In this episode we learn that not everyone at ISN is like our beloved Jane (aka, Maggie Eagan). The bias of the press is a bit subtle here, but there are still some fair elements. We’re not sure if the problem is Babylon 5 itself or just the extraterrestrial races. One certainly gets the impression that there is something going on between ISN and President Clark. We’ll find out a lot more about that in Season 3, however.
Keep this episode in mind when you watch Severed Dreams in Season 3 and Illusions of Truth in Season 4.
A lot of lighthearted moments in this episode and some seriously comic Londo moments. Keep these images of Londo in mind because in just a few episodes we are going to see him beginning to realize the darkness he’s helped create. Not everything in this episode is about some deep space franchise, however. Sheridan begins his training under Kosh with a moment of perfect beauty. Right in the middle of his career nearly unravelling.
Oh, and let’s not forget a fan favorite makes a reappearance this episode. This time we get to see her without the Narn makeup.
Of the lighter Babylon 5 episodes, this is probably my all-time favorite. Both the A story and the B story have some of the most memorable funny moments of the show. In fact, it was so hard to choose an image for this post, I simply had to give you two. I just need to type enough to fill the space so two images fit.
In the first episode we get to meet Londo’s own personal Famine, Pestilence and Death. Along with Elric, the Technomage from The Geometry of Shadows, Timov is one of the favorite one-time appearance characters in the show. She is so popular that she has a central role in The Legions of Fire book trilogy. Jane Carr, who gave the role life, was just fabulous.
Normally, we don’t mention the B story in the notes, but in this case an exception must be made. Delenn is busy trying to come to terms with the human side of life. Not the easiest thing, if you aren’t born to it. She turns to the only person she can trust to put on her “girly side,” Susan Ivanova. Mira doesn’t get to do a whole lot of comedy in Babylon 5, but in this episode, she shows as that she has that mastered, as well.
Yeah, I know. I took multiple bits of grief for that one but, hey, I call ’em like I see ’em.
This week, we see G’Kar return with bad news, Garibaldi wake up, a mole revealed, Sheridan’s backstory and that, oh, he’s got a connection to the Shadows already. Oh, yes… Delenn hatches. Like I said, “Crunchy.” Actually, that’s quite a bit better than the Sci Fi tradition of slime. So there.
One important note regarding the Yeats poem after the closing credits; that is not the “fair lady” as mentioned during the show. That is the dulcet tones of our editor, Troy. Think of this as an artifact of the time between recording and editing.
What an aptly named episode for both Babylon 5 and for our podcast. On Babylon 5, Commander Sinclair has been conveniently recalled to Earth after the death or the President. The considerably more “military” Captain Sheridan is taking over the station, much to the chagrin of the Minbari. Garibaldi and Delenn are still out of action, G’Kar ran off somewhere and the “still functional” are a bit stressed.
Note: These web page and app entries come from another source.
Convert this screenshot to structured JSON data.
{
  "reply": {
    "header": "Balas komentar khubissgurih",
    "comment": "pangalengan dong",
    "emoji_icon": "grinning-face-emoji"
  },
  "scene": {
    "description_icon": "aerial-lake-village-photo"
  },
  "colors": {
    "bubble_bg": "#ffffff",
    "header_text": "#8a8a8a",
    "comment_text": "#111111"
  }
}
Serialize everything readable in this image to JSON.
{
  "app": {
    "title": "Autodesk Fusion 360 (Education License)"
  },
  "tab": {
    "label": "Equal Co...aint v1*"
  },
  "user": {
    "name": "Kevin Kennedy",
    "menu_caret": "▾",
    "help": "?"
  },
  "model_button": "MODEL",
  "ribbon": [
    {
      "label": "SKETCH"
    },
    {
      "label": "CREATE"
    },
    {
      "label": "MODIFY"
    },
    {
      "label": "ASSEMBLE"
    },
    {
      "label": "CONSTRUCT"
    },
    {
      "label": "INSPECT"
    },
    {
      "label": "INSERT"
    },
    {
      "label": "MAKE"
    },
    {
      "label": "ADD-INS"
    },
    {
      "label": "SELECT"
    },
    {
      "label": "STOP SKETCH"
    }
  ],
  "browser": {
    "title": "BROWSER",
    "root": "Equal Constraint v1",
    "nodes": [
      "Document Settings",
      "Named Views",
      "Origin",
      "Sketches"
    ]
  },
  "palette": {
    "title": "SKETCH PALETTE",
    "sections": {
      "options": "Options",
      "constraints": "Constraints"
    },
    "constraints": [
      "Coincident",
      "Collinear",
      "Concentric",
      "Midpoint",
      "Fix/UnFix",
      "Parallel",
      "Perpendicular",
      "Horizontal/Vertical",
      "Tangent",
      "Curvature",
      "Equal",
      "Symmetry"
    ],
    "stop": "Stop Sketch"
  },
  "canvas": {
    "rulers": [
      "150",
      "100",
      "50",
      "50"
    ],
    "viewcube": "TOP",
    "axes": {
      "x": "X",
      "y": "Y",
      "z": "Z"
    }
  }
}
For the podcast, we have updated the show numbering to something that makes a bit more sense. More important we now have some desperately needed help in the form of a show editor – Troy Rutter. Troy knows Babylon 5. And he knows how Jim and I work. I can’t say enough of how pleased Jim and I both are to have his assistance. For those who don’t know, it takes a lot of work beyond simply recording to put out a quality podcast and finding a style fit isn’t always easy. Troy is a home run. Yes, this is the same Troy Rutter that Jim interviewed earlier. He’s also an experience podcaster and voiceover artist. You can find out more about Troy at his website: TroyRutter.com.
While we’re plugging our technical team, I’ll also toss in a shout out to Anthea Ybarra, the silver tongue lass that is the voice of the show. If you ever need a lady’s voice for your project, feel free to give her a call, as well. She’s at SilverTongueLass.com.